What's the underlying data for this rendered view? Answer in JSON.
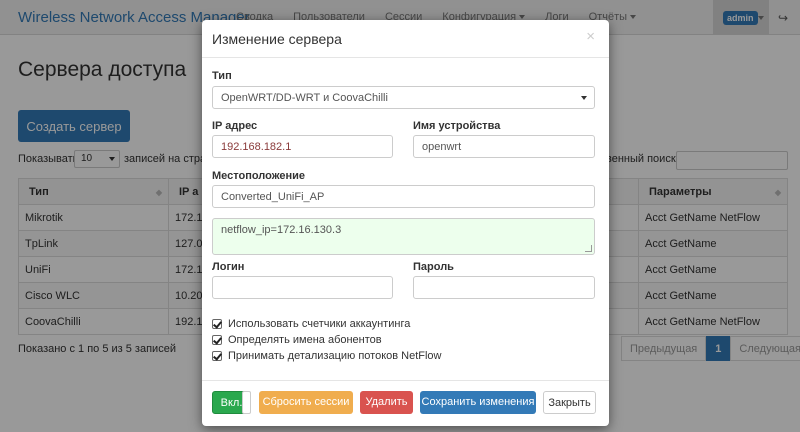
{
  "navbar": {
    "brand": "Wireless Network Access Manager",
    "items": [
      "Сводка",
      "Пользователи",
      "Сессии",
      "Конфигурация",
      "Логи",
      "Отчёты"
    ],
    "user": "admin"
  },
  "page": {
    "title": "Сервера доступа",
    "create_button": "Создать сервер",
    "show_label": "Показывать:",
    "page_size": "10",
    "records_label": "записей на стран",
    "search_label": "венный поиск:",
    "info": "Показано с 1 по 5 из 5 записей",
    "pager": {
      "prev": "Предыдущая",
      "current": "1",
      "next": "Следующая"
    }
  },
  "table": {
    "headers": [
      "Тип",
      "IP а",
      "Параметры"
    ],
    "rows": [
      {
        "type": "Mikrotik",
        "ip": "172.1",
        "params": "Acct GetName NetFlow"
      },
      {
        "type": "TpLink",
        "ip": "127.0",
        "params": "Acct GetName"
      },
      {
        "type": "UniFi",
        "ip": "172.1",
        "params": "Acct GetName"
      },
      {
        "type": "Cisco WLC",
        "ip": "10.20",
        "params": "Acct GetName"
      },
      {
        "type": "CoovaChilli",
        "ip": "192.1",
        "params": "Acct GetName NetFlow"
      }
    ]
  },
  "modal": {
    "title": "Изменение сервера",
    "type_label": "Тип",
    "type_value": "OpenWRT/DD-WRT и CoovaChilli",
    "ip_label": "IP адрес",
    "ip_value": "192.168.182.1",
    "device_label": "Имя устройства",
    "device_value": "openwrt",
    "location_label": "Местоположение",
    "location_value": "Converted_UniFi_AP",
    "notes_value": "netflow_ip=172.16.130.3",
    "login_label": "Логин",
    "login_value": "",
    "password_label": "Пароль",
    "password_value": "",
    "checkboxes": [
      "Использовать счетчики аккаунтинга",
      "Определять имена абонентов",
      "Принимать детализацию потоков NetFlow"
    ],
    "buttons": {
      "toggle": "Вкл.",
      "reset": "Сбросить сессии",
      "delete": "Удалить",
      "save": "Сохранить изменения",
      "close": "Закрыть"
    }
  },
  "colors": {
    "primary": "#337ab7",
    "success": "#2aa84e",
    "warning": "#f0ad4e",
    "danger": "#d9534f"
  }
}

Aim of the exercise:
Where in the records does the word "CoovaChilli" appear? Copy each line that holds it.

Expected answer:
        "type": "CoovaChilli",
    "type_value": "OpenWRT/DD-WRT и CoovaChilli",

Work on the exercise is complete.